**What the exercise asks:** Wherever the string "most" turns up in the data, copy the whole line.
*** Source records ***
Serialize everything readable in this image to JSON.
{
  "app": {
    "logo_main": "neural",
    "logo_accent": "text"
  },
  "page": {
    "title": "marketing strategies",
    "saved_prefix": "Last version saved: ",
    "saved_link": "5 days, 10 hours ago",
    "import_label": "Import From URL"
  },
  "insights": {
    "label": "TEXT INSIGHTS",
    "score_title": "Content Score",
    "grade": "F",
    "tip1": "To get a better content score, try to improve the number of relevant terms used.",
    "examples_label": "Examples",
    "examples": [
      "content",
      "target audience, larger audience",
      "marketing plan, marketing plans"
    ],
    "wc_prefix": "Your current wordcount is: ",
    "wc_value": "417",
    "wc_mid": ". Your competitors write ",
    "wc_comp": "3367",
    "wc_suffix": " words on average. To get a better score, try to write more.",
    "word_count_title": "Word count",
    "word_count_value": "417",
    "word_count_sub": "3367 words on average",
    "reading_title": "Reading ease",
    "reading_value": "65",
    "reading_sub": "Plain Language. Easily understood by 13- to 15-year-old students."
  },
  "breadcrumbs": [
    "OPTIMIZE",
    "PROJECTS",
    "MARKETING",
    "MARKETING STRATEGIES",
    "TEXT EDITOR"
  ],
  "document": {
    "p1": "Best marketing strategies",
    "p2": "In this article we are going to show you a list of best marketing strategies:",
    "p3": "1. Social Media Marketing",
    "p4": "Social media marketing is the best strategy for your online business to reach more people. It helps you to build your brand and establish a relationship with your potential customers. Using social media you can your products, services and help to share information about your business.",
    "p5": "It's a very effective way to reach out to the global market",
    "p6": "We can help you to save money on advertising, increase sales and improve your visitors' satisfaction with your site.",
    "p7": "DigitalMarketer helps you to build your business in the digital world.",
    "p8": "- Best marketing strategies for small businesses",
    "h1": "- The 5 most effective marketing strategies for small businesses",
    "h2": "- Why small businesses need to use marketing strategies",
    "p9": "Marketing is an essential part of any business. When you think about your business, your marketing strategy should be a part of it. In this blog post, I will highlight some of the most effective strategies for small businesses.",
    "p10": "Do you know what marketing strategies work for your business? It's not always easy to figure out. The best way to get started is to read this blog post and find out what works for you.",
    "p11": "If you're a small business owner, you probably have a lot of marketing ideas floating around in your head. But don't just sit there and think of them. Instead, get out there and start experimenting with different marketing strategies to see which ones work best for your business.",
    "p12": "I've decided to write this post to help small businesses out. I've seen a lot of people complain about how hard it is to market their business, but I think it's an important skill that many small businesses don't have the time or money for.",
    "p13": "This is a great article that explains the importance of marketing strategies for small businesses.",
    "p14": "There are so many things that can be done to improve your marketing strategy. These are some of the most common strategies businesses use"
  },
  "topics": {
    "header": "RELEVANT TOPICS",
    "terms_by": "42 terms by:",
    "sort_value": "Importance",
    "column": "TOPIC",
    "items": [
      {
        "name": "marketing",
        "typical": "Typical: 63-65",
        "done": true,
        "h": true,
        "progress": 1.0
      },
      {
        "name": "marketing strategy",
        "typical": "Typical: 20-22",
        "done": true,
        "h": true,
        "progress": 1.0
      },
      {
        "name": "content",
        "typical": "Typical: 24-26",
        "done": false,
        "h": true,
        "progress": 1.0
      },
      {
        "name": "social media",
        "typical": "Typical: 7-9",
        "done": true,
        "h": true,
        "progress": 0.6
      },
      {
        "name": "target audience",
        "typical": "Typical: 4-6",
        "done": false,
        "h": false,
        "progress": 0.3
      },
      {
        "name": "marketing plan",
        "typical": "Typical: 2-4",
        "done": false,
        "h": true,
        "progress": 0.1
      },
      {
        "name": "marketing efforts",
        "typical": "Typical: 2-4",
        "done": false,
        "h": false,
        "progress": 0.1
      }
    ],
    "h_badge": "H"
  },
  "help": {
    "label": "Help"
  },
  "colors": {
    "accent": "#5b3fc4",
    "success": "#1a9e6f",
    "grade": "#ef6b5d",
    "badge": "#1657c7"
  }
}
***
**Response to the task:**
    "h1": "- The 5 most effective marketing strategies for small businesses",
    "p9": "Marketing is an essential part of any business. When you think about your business, your marketing strategy should be a part of it. In this blog post, I will highlight some of the most effective strategies for small businesses.",
    "p14": "There are so many things that can be done to improve your marketing strategy. These are some of the most common strategies businesses use"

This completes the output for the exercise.